Oh dear oh dear. You know you’ve become a rataholic when.
Here in Cambs our local rat stud is the redoubtable Zephyr Rats, producer of some of the friendliest and most outgoing rats I’ve met in my short career. Mary of Zephyr was the first person I contacted hoping to get rats, but like many successful breeders she has a busy waiting list and I eventually took in Salt and Pepper as rescues so that I had some company and some fuzzies to care for to ease the wait. From the forums I find I’m not by any means alone – the Zephyr stalkers club is a grand tradition, apparently, as hopeful future Zephyr owners obsessively follow Mary’s mums-to-be and get absurdly excited over photos of babies that resemble nothing more than the mutant offspring of a raw cocktail sausage and a hippo. I am embarrassed to admit that I have now become one of them – I remind myself of the endless stream of new parents on my thirty-something Facebook news feed who flock to photographs of yet another small, red, squashed Winston Churchill clone and extol the aesthetic perfection of its tiny form. They’re not sausages, they’re beautiful. Mmkay?

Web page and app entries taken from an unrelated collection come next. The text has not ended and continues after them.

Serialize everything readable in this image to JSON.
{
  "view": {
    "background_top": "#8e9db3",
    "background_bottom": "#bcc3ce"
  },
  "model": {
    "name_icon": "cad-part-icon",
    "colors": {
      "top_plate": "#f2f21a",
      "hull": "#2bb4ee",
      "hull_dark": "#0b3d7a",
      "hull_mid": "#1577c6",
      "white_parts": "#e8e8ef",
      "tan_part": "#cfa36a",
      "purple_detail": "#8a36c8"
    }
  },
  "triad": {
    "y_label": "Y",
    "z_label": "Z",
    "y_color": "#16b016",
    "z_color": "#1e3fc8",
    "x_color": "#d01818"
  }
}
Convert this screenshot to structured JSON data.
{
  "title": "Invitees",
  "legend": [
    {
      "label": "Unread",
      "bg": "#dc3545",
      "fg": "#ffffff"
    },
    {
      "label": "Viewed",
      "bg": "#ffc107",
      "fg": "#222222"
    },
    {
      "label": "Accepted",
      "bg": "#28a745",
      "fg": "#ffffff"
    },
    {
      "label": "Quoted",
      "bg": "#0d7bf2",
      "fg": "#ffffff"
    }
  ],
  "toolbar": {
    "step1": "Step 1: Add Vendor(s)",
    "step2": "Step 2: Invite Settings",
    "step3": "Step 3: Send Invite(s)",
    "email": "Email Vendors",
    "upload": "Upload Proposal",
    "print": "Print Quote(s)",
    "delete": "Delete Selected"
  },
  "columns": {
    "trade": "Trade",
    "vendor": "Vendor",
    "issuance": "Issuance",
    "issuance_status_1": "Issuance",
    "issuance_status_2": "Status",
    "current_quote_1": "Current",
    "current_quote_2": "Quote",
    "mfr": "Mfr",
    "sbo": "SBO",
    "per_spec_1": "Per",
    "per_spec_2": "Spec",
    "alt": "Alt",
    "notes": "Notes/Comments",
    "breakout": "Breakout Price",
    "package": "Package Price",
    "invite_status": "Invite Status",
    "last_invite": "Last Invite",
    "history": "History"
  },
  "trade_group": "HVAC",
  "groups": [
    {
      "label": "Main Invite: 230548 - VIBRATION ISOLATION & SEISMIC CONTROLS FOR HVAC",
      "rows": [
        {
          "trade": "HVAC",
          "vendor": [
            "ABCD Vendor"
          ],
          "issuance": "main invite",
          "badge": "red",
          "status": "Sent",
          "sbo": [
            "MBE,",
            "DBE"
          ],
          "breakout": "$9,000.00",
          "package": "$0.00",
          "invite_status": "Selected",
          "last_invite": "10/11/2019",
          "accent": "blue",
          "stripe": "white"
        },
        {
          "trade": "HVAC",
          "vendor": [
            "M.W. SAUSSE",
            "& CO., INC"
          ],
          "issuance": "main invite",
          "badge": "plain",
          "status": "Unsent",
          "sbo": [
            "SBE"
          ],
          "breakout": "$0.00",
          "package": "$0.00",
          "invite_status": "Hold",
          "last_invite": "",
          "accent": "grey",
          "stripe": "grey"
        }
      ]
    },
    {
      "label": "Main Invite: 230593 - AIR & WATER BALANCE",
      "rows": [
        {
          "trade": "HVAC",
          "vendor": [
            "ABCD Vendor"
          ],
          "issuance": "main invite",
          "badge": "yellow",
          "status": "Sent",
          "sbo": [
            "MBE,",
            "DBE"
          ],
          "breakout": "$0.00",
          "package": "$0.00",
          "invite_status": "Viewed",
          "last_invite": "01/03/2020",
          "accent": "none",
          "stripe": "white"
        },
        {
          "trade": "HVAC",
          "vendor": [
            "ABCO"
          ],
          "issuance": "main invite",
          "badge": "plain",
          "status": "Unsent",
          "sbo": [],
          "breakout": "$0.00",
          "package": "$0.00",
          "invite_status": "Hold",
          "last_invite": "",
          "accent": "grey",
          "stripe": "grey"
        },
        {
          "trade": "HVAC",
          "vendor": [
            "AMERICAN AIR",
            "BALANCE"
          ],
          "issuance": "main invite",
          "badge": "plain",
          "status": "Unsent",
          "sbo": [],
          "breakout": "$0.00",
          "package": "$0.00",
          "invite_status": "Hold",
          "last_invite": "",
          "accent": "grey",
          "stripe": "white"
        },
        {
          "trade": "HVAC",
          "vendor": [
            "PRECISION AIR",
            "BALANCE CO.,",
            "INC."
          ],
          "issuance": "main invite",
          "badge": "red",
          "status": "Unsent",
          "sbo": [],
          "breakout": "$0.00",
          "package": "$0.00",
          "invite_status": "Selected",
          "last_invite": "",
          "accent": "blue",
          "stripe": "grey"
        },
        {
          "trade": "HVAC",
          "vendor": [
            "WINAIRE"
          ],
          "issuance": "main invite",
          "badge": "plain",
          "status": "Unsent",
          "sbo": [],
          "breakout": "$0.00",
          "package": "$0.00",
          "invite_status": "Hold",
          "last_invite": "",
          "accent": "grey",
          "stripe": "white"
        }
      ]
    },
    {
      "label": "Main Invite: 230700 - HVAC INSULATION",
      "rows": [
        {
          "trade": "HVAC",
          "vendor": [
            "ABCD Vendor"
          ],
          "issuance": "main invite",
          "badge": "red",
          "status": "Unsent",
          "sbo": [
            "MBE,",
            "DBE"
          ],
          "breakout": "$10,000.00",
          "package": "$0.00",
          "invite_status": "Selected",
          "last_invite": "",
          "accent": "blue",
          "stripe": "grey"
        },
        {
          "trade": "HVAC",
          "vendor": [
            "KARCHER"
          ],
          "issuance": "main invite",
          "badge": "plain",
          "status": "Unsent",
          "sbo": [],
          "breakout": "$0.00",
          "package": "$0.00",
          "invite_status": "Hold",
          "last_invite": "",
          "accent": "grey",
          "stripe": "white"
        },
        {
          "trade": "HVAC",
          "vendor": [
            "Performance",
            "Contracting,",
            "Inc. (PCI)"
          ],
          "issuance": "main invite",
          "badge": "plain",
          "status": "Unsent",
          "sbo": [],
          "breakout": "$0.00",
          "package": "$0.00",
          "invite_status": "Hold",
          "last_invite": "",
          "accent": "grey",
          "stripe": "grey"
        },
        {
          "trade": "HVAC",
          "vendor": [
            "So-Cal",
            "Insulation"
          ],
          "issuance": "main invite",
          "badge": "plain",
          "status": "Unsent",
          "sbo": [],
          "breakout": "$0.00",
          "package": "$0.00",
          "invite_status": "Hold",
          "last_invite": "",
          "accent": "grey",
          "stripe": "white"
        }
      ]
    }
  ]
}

And Camp Stalker is out in force at the moment, too. Mary’s been trying for some winter/spring litters, in theory three although she thinks one of them may not have taken at all. She informs me that to make all of her current list of hopeful owners happy she’ll need her three mums to produce ten boys. The first litter (pictured) turned out to only be five strong, and of those five only one is a boy! So if Mum no. 2 does indeed prove not to be pregnant, poor old Mum no. 3 would have to produce a whopping litter containing nine boys to satisfy us all. I have a terrible feeling I’m going to be waiting again!
Today is the boys’ first day off their Baytril (antibiotics, for the uninitiated). This is when I get to see if I’ve really made a difference to their health.
I’m also getting absurdly excited about the fact that the local breeder from whom I’m hoping to get a babies to boost up the group size has not one but three litters on the way – they’re due between the 10th and 19th of March and I’m waiting with bated breath for the photos of little pink sausages to start appearing online. She’s already said she doesn’t mind S&P having myco as she trusts her rats to be healthy as horses (and with good reason, all the Zephyr rats I’ve met have been huge, friendly and glossy as you like). So if we’re lucky and she doesn’t get litterloads of girls, there might be some new faces to introduce soon!
Today S&P met two more of my friends, who’d come over to teach me about the noble art of LARPing. They were beautifully behaved, amazed me with their confidence exploring, and made a very good impression generally. Ben knew about rats; his partner didn’t though she was delighted by them, and they were very much fussed and told how lovely they were. I of course made a complete nitwit of myself by losing my keys and having to ask my friends if I could phone them back when I’d found then so I could actually let them in. Oh well; at least the rats are doing better than they were!
In other news, I had this vague idea that having rats would be a good way to use up all the odd bits of random fabric I have lying about. It looks rather as though I was right. As a writer and avid reader I’ve heard the term ‘slightly foxed’ – I think you could describe the fabric in today’s photo as ‘severely ratted’!